- When the King first set eyes on Anne, he wanted her as a mistress but she refused, saying that her virtue was more important to her than any worldly goods and that she was saving herself for her husband only. Jane, although not as infamously, also refused to yield to the king and, like Anne, used her innocence as her greatest asset.
- Anne was everything that Catherine of Aragon, Henry’s first wife, was not- she was outgoing and charming, hardly as pious as Catherine and she was a flirt, something that Henry found entrancing in the beginning. When Henry eventually married her and in turn grew tired of her, Jane was presented as everything that Anne wasn’t- discreet and honourable, calm and indiscreet. Each Queen offered herself as something fresh to the King and this caught his attention and his amour.

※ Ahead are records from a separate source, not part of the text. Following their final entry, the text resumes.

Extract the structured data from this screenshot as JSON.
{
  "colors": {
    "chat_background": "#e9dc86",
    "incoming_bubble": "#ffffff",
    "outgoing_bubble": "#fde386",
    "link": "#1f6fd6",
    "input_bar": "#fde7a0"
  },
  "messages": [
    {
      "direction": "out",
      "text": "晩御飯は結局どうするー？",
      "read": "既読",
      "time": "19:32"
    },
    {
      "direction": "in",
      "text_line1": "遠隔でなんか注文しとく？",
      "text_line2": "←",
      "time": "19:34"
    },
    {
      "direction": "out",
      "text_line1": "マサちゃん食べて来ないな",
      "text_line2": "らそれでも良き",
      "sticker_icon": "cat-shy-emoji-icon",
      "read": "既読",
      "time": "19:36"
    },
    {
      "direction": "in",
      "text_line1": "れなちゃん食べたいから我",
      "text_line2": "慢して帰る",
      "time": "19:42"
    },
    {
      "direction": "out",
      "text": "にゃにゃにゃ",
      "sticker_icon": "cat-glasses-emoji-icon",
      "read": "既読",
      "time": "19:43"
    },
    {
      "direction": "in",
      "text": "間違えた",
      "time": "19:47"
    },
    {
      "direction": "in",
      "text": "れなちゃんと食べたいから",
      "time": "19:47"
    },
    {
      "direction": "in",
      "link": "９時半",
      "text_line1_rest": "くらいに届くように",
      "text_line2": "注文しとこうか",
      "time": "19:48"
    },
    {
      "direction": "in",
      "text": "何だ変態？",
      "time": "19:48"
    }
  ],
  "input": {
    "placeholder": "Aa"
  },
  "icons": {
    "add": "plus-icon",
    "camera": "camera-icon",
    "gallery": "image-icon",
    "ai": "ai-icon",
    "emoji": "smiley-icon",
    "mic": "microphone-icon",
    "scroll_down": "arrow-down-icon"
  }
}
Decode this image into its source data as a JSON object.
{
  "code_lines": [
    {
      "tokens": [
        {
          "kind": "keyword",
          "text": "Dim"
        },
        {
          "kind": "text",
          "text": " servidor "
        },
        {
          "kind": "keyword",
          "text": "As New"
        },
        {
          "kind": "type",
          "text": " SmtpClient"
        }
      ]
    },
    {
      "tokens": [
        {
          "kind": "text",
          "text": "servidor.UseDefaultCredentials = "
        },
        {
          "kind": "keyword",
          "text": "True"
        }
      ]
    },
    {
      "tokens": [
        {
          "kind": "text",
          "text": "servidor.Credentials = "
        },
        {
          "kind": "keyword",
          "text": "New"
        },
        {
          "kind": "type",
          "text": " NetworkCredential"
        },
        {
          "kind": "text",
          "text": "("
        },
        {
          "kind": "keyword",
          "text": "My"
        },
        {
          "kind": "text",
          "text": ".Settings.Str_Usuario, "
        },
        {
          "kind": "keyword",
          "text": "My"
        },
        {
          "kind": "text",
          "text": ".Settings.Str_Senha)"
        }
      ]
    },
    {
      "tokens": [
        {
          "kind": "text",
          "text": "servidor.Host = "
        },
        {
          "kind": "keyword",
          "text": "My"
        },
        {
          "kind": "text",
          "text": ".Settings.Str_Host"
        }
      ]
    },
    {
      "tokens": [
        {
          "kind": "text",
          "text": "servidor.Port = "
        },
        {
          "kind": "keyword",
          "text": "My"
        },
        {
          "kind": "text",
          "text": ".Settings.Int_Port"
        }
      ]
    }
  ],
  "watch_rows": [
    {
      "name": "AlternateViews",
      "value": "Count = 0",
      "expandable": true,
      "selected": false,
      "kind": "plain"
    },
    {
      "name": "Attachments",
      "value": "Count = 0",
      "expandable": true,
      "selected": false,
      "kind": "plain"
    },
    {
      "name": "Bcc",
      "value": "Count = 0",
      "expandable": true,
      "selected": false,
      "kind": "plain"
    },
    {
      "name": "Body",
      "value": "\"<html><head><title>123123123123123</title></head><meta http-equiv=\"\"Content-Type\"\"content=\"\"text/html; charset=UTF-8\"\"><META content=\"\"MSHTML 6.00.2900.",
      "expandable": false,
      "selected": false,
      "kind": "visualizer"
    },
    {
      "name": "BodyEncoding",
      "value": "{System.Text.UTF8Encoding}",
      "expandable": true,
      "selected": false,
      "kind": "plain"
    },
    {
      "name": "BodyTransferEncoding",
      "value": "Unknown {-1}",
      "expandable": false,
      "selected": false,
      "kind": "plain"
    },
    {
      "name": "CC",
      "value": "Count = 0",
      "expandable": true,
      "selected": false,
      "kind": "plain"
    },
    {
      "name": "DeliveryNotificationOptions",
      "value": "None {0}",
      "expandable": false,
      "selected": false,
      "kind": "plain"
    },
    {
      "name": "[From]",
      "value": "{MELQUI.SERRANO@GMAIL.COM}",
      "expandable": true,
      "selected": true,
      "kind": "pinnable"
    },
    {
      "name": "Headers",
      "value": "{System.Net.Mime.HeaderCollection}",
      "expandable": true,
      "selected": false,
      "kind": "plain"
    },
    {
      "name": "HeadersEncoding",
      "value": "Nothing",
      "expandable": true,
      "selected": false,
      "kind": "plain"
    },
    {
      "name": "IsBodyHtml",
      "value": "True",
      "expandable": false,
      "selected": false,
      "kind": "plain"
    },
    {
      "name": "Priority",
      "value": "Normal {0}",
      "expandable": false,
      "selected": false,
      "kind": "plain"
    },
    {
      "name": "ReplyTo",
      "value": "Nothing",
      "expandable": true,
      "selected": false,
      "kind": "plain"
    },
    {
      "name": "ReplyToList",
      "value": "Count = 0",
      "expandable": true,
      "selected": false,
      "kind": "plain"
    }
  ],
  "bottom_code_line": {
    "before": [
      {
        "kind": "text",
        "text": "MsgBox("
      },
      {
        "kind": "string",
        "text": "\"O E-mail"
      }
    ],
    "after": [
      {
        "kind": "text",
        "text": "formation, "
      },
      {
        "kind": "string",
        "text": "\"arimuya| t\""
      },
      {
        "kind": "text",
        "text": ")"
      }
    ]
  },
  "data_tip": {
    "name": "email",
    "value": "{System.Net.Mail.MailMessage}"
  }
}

- Anne used the fact that she was young and able to bear sons as an argument for marriage. Henry, who by this time knew that Catherine was unable to provide him with anymore children, was consumed by the need for a son and so took the bait. By 1535, with Anne’s pregnancy the only thing between her and disaster, it was obvious that if this babe was not the longed for boy then she would be rid of. Jane seized this opportunity and promised the king a son, as Anne had done before her. Both women played to the Kings greatest desire and it was just a matter of finding out who could pull it off. When Anne miscarried of what is believed to be a male foetus in January 1536, it seemed more likely to the King that it would be Jane that would give him his sons and not the condemned Anne Boleyn.
While it can be argued that Anne’s downfall was not a complete result of Henry’s love for Jane, it can be argued that Jane, along with the now fairly influential Seymour faction, used Anne’s shortcomings as a springboard for their gain in the Tudor court. Jane did everything in her power to accommodate the King and be everything that he wanted after his tempestuous marriage to Anne Boleyn so that she might take her place. She learned her tricks from her mistress and used them as effectively as Anne did and in doing so, placed the crown on her own head as Anne’s rolled on the scaffold. In her bid to become Queen, Jane had showed herself as ruthless as Anne before her and as a result, had shown herself to not be as innocent and saintly as it is perceived that she was.